The title of this Godzilla offering is a bit misleading. It makes it seem like Godzilla and Mothra are teaming up to save the planet, when in reality the two are still beating the crap out of each other in Japan and ignoring the rest of the world. Still, the film is fun to watch, and should be given credit for trying to inject new life into the Mothra mythos.
The film opens with a meteor crashing into the Pacific Ocean, disrupting an already unbalanced ecology. Godzilla is awakened, and clearly not happy about the early wake up call, expresses his displeasure in his usual anti-social manner. But also revived are Mothra and her evil nemesis Battra. Mothra soon realizes she can’t stop Godzilla alone, and must resolve her differences with her dark twin and unite to defeat Godzilla.
The highlight of “Godzilla and Mothra” is the excellent special effects by Koichi Kawakita. The new Godzilla suit is less bulky, allowing for more realistic movements, especially in the battle scenes. Godzilla also has more pronounced fangs, nasty double rows of teeth, and larger dorsal fins. Mothra is nicely ethereal, but a major flaw in her design is that her wings don’t flap during flight. Battra looks appropriately malevolent, and is a nice addition to Godzilla’s Rogues Gallery of monsters.
Battle scenes involving the monsters are effectively done, with the best being Godzilla’s fight with Battra over an erupting volcano and a three-way battle in an amusement park for the film’s finale. Fans will be happy to learn that Godzilla’s signature roar has returned to normal. No longer a deeper sounding roar, the higher pitch screech has been restored, making Godzilla sound like he’s always sounded in previous films.

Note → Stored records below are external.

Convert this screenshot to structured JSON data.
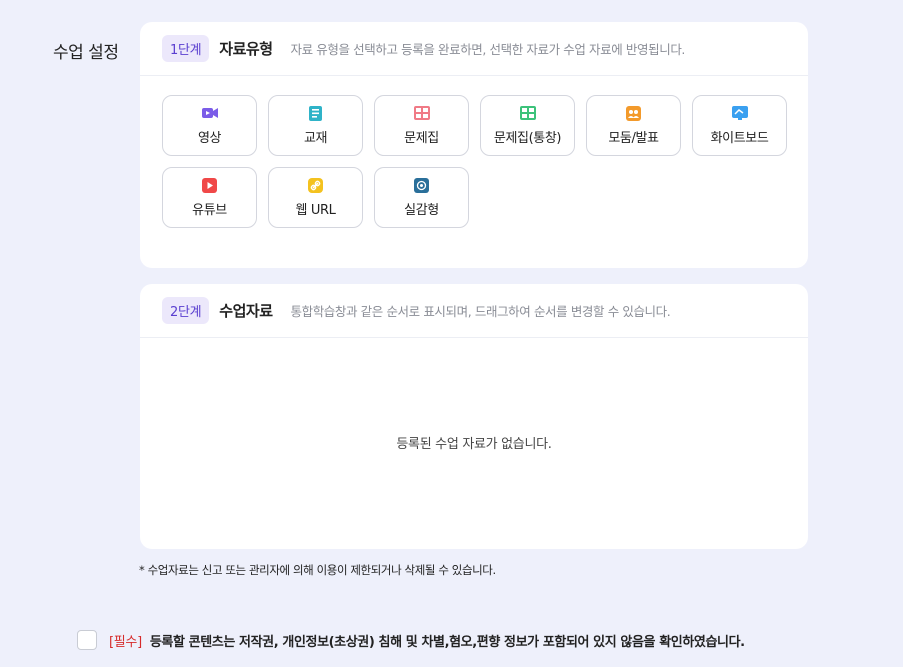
{
  "section_label": "수업 설정",
  "step1": {
    "badge": "1단계",
    "title": "자료유형",
    "desc": "자료 유형을 선택하고 등록을 완료하면, 선택한 자료가 수업 자료에 반영됩니다."
  },
  "types": [
    {
      "label": "영상",
      "icon": "video-icon",
      "color": "#7b5ce8"
    },
    {
      "label": "교재",
      "icon": "book-icon",
      "color": "#2fb3c8"
    },
    {
      "label": "문제집",
      "icon": "quiz-icon",
      "color": "#f07a86"
    },
    {
      "label": "문제집(통창)",
      "icon": "quiz-window-icon",
      "color": "#3cc27a"
    },
    {
      "label": "모둠/발표",
      "icon": "group-icon",
      "color": "#f39a2b"
    },
    {
      "label": "화이트보드",
      "icon": "whiteboard-icon",
      "color": "#3aa0f0"
    },
    {
      "label": "유튜브",
      "icon": "youtube-icon",
      "color": "#f04848"
    },
    {
      "label": "웹 URL",
      "icon": "link-icon",
      "color": "#f4c21f"
    },
    {
      "label": "실감형",
      "icon": "immersive-icon",
      "color": "#2a6f9a"
    }
  ],
  "step2": {
    "badge": "2단계",
    "title": "수업자료",
    "desc": "통합학습창과 같은 순서로 표시되며, 드래그하여 순서를 변경할 수 있습니다.",
    "empty": "등록된 수업 자료가 없습니다."
  },
  "notice": "* 수업자료는 신고 또는 관리자에 의해 이용이 제한되거나 삭제될 수 있습니다.",
  "agreement": {
    "required": "[필수]",
    "text": "등록할 콘텐츠는 저작권, 개인정보(초상권) 침해 및 차별,혐오,편향 정보가 포함되어 있지 않음을 확인하였습니다."
  }
}
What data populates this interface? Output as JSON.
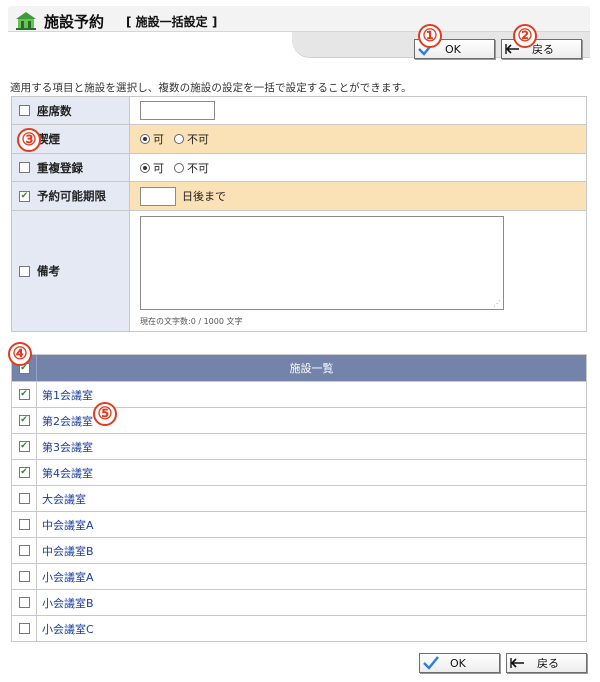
{
  "header": {
    "title": "施設予約",
    "subtitle": "[ 施設一括設定 ]"
  },
  "buttons": {
    "ok_label": "OK",
    "back_label": "戻る"
  },
  "description": "適用する項目と施設を選択し、複数の施設の設定を一括で設定することができます。",
  "form": {
    "seats": {
      "label": "座席数",
      "checked": false,
      "value": ""
    },
    "smoking": {
      "label": "喫煙",
      "checked": true,
      "options": [
        "可",
        "不可"
      ],
      "selected": "可"
    },
    "double_booking": {
      "label": "重複登録",
      "checked": false,
      "options": [
        "可",
        "不可"
      ],
      "selected": "可"
    },
    "reservation_limit": {
      "label": "予約可能期限",
      "checked": true,
      "value": "",
      "suffix": "日後まで"
    },
    "notes": {
      "label": "備考",
      "checked": false,
      "value": "",
      "counter": "現在の文字数:0 / 1000 文字"
    }
  },
  "facility_list": {
    "header": "施設一覧",
    "select_all_checked": true,
    "items": [
      {
        "name": "第1会議室",
        "checked": true
      },
      {
        "name": "第2会議室",
        "checked": true
      },
      {
        "name": "第3会議室",
        "checked": true
      },
      {
        "name": "第4会議室",
        "checked": true
      },
      {
        "name": "大会議室",
        "checked": false
      },
      {
        "name": "中会議室A",
        "checked": false
      },
      {
        "name": "中会議室B",
        "checked": false
      },
      {
        "name": "小会議室A",
        "checked": false
      },
      {
        "name": "小会議室B",
        "checked": false
      },
      {
        "name": "小会議室C",
        "checked": false
      }
    ]
  },
  "callouts": [
    "①",
    "②",
    "③",
    "④",
    "⑤"
  ],
  "colors": {
    "accent_callout": "#e33b1f",
    "form_label_bg": "#e4e9f4",
    "highlight_row": "#fbe2b6",
    "list_header_bg": "#7383aa",
    "link": "#1b3e9e",
    "check_green": "#2f8a2f"
  },
  "icons": {
    "app_logo": "facility-logo-icon",
    "ok": "checkmark-icon",
    "back": "return-arrow-icon"
  }
}
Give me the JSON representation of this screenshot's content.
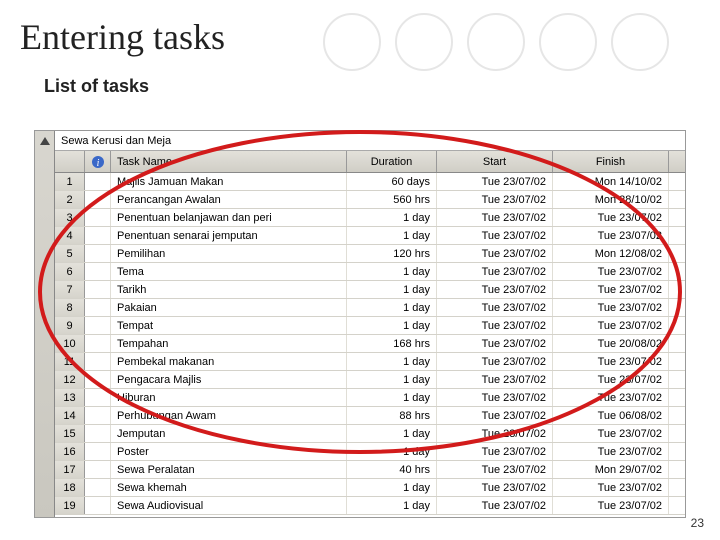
{
  "slide": {
    "title": "Entering tasks",
    "subtitle": "List of tasks",
    "page_number": "23"
  },
  "project": {
    "formula_bar": "Sewa Kerusi dan Meja",
    "columns": {
      "name": "Task Name",
      "duration": "Duration",
      "start": "Start",
      "finish": "Finish"
    },
    "rows": [
      {
        "id": "1",
        "name": "Majlis Jamuan Makan",
        "dur": "60 days",
        "start": "Tue 23/07/02",
        "fin": "Mon 14/10/02"
      },
      {
        "id": "2",
        "name": "Perancangan Awalan",
        "dur": "560 hrs",
        "start": "Tue 23/07/02",
        "fin": "Mon 28/10/02"
      },
      {
        "id": "3",
        "name": "Penentuan belanjawan dan peri",
        "dur": "1 day",
        "start": "Tue 23/07/02",
        "fin": "Tue 23/07/02"
      },
      {
        "id": "4",
        "name": "Penentuan senarai jemputan",
        "dur": "1 day",
        "start": "Tue 23/07/02",
        "fin": "Tue 23/07/02"
      },
      {
        "id": "5",
        "name": "Pemilihan",
        "dur": "120 hrs",
        "start": "Tue 23/07/02",
        "fin": "Mon 12/08/02"
      },
      {
        "id": "6",
        "name": "Tema",
        "dur": "1 day",
        "start": "Tue 23/07/02",
        "fin": "Tue 23/07/02"
      },
      {
        "id": "7",
        "name": "Tarikh",
        "dur": "1 day",
        "start": "Tue 23/07/02",
        "fin": "Tue 23/07/02"
      },
      {
        "id": "8",
        "name": "Pakaian",
        "dur": "1 day",
        "start": "Tue 23/07/02",
        "fin": "Tue 23/07/02"
      },
      {
        "id": "9",
        "name": "Tempat",
        "dur": "1 day",
        "start": "Tue 23/07/02",
        "fin": "Tue 23/07/02"
      },
      {
        "id": "10",
        "name": "Tempahan",
        "dur": "168 hrs",
        "start": "Tue 23/07/02",
        "fin": "Tue 20/08/02"
      },
      {
        "id": "11",
        "name": "Pembekal makanan",
        "dur": "1 day",
        "start": "Tue 23/07/02",
        "fin": "Tue 23/07/02"
      },
      {
        "id": "12",
        "name": "Pengacara Majlis",
        "dur": "1 day",
        "start": "Tue 23/07/02",
        "fin": "Tue 23/07/02"
      },
      {
        "id": "13",
        "name": "Hiburan",
        "dur": "1 day",
        "start": "Tue 23/07/02",
        "fin": "Tue 23/07/02"
      },
      {
        "id": "14",
        "name": "Perhubungan Awam",
        "dur": "88 hrs",
        "start": "Tue 23/07/02",
        "fin": "Tue 06/08/02"
      },
      {
        "id": "15",
        "name": "Jemputan",
        "dur": "1 day",
        "start": "Tue 23/07/02",
        "fin": "Tue 23/07/02"
      },
      {
        "id": "16",
        "name": "Poster",
        "dur": "1 day",
        "start": "Tue 23/07/02",
        "fin": "Tue 23/07/02"
      },
      {
        "id": "17",
        "name": "Sewa Peralatan",
        "dur": "40 hrs",
        "start": "Tue 23/07/02",
        "fin": "Mon 29/07/02"
      },
      {
        "id": "18",
        "name": "Sewa khemah",
        "dur": "1 day",
        "start": "Tue 23/07/02",
        "fin": "Tue 23/07/02"
      },
      {
        "id": "19",
        "name": "Sewa Audiovisual",
        "dur": "1 day",
        "start": "Tue 23/07/02",
        "fin": "Tue 23/07/02"
      }
    ]
  }
}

New director Takoa Okawara handles his chores expertly, swiftly moving the film along and appropriately focuses on the monsters and the destruction they invariably cause. He’s also sly enough to add several scenes that pay homage to past Godzilla films, and fans in the know will appreciate the subtle touches. The music by legendary composer Akira Ifukude is a lushly rendered orchestral score, and truly shows the incredible talent of the man who has been scoring Godzilla films since 1954. Whether it’s a battle scene, or simply a moment of exposition, Ifukude masterfully underscores every scene with the appropriate music. Bravo maestro, bravo.
However, there are few kind words for writer Kazuki Omori, who should have a restraining order placed so he can’t be within 5 miles of any Godzilla script ever again. Omori’s story for “Godzilla and Mothra” meanders all over the place, throwing in ancient civilizations, an Indiana Jones knock-off, greedy corporate types, and doomsday scenarios as if the writer had a nasty case of writers block and couldn’t work out of it. Even worse, Omori feels the need to hammer the audience over the head with preachy environmental messages. Not a scene goes by without at least one character gravely noting, “We’ve done this to ourselves” or solemnly acknowledging the destruction of something on the planet. Wanting to educate the audience to help save the environment is a noble idea, but to constantly focus on it gets annoying very quickly and only makes the audience ignore the message.
“Godzilla and Mothra” suffers from a flawed script, but is redeemed by a talented director, composer, and some nifty monster action. It may not be a classic, but it is fun to watch for 107 minutes. Had this movie had a better writer, it would have been a benchmark of the Godzilla series; as it stands, “Godzilla and Mothra” is still an enjoyable film for fans of the big G.
Takao Okawara (director) / Kazuki Omori (screenplay)
CAST: Tetsuya Bessho …. Takuya Fujita
Satomi Kobayashi …. Masako Tezuka
Takehiro Murata …. Kenji Andoh